Much of Japan welcomed 2021 quietly at home, alarmed after Tokyo reported a record high 1,337 coronavirus infections among the 4,519 daily number nationwide.
Although many people opted not to return to their ancestral homes for the holidays, hoping to lessen health risks for extended families, crowds were seen at some big shrines that remained open, such as Kanda Myojin shrine. Tokyo’s biggest shrine, Meiji, was closed for the night.
Thousands of people gathered at the popular scramble crossing in Tokyo’s Shibuya district, but not nearly as many as in previous years.
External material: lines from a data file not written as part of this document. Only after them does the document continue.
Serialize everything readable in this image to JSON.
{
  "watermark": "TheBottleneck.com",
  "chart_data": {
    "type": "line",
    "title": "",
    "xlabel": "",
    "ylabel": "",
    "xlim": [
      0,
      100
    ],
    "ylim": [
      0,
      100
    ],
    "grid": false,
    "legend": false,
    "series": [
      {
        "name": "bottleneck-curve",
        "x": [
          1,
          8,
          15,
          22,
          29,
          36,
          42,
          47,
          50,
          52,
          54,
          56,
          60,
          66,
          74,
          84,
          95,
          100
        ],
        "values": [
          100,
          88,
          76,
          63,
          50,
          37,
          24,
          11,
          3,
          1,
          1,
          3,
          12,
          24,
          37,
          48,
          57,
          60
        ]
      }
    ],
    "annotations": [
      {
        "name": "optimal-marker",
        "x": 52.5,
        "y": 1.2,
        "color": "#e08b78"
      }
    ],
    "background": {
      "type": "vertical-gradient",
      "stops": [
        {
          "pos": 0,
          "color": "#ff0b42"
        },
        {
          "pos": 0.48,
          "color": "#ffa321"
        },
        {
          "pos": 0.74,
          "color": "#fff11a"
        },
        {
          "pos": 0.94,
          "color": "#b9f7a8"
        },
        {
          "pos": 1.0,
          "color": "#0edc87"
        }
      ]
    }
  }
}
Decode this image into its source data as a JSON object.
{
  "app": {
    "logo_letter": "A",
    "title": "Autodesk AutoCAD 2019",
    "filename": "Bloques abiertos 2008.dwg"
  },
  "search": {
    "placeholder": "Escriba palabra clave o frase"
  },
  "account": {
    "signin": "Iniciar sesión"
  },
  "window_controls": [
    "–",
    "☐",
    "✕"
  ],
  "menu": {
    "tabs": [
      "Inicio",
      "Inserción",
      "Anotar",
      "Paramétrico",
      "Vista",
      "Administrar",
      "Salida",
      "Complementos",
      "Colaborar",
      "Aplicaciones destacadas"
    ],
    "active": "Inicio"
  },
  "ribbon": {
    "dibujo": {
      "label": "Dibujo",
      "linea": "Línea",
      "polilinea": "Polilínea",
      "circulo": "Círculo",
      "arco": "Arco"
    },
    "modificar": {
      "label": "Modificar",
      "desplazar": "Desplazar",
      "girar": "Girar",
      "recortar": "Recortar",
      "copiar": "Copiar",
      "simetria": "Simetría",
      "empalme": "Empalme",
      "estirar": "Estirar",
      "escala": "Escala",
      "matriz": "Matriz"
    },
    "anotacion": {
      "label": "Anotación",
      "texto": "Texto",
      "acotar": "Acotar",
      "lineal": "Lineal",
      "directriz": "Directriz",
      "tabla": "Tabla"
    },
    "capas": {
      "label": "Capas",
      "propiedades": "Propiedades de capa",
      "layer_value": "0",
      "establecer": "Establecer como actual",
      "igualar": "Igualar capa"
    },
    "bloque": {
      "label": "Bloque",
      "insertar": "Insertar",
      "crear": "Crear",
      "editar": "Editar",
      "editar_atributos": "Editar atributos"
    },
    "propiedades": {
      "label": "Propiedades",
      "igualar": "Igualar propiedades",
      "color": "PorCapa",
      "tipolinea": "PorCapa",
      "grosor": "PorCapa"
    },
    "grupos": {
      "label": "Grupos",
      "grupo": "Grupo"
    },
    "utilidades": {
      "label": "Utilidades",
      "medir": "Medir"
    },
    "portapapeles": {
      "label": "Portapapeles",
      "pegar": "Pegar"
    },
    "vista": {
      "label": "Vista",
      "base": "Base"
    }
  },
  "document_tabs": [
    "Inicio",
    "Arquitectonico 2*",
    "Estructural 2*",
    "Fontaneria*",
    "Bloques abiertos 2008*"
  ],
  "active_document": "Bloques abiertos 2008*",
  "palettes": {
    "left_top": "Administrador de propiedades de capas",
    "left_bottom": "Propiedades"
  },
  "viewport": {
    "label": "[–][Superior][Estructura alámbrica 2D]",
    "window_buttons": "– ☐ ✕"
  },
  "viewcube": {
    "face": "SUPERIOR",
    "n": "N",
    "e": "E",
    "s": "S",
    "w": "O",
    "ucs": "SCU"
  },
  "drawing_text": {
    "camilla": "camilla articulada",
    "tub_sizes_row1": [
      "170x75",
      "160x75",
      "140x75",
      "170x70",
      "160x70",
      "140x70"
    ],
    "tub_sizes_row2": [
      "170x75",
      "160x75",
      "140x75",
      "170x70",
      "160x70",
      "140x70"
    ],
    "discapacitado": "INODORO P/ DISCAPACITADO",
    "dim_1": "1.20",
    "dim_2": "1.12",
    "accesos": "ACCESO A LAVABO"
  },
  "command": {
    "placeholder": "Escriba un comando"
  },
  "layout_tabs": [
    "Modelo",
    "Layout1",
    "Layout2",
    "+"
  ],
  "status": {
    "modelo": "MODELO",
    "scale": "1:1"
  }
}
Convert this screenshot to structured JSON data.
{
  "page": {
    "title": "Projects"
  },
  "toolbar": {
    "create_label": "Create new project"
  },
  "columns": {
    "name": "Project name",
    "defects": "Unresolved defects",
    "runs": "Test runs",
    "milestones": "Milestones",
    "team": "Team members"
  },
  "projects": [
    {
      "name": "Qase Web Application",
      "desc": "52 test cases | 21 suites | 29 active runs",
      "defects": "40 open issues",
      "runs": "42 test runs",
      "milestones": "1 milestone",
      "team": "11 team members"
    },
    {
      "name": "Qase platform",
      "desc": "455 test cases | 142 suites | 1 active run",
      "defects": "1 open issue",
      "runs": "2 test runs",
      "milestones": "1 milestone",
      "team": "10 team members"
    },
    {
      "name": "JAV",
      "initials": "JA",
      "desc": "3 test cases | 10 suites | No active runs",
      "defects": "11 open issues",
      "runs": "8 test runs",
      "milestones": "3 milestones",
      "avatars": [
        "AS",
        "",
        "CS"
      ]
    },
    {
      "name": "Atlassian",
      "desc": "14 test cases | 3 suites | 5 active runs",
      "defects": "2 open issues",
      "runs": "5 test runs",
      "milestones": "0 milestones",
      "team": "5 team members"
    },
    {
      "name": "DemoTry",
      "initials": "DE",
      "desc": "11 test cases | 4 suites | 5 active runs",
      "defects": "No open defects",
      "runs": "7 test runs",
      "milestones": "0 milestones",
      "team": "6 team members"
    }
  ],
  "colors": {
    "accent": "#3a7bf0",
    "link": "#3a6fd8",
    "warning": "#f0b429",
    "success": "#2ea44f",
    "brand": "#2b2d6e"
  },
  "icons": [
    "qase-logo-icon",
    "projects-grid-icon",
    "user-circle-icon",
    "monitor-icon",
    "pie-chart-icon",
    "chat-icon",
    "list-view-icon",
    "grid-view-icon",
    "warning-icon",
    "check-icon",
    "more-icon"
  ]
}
A heavy police presence tried to keep people moving.
Shibuya Ward had decided to cancel its annual countdown event at the scramble crossing and a "countdown vision" screen was turned off at 11 p.m. By midnight, most people had dispersed as train services, that usually operate all night on Dec 31, were suspended this New Year as part of anti-coronavirus measures.
On Thursday afternoon, Tokyo Gov Yuriko Koike said at a news conference: “The coronavirus knows no year-end or New Year’s holidays.
"Please spend a quiet New Year’s with your family and stay home,” she said, switching to English for “stay home.”
She expressed concern that shopping in crowded stories and at markets was leading to a surge in infections.
There has been no lockdown in Japan, just requests for social distancing and mask wearing, as the government juggles encouraging business activity with containing health risks.
After a meeting with cabinet ministers, Prime Minister Yoshihide Suga said: "I would like to ask people to avoid nonessential outings in Tokyo and other areas where infections are surging.”
Asked if his government is considering declaring a prefectural or nationwide state of emergency, Suga only said, "We will make utmost efforts in preventing a further spread of infections while preserving the current health care capacity" through the holidays.© Japan Today/AP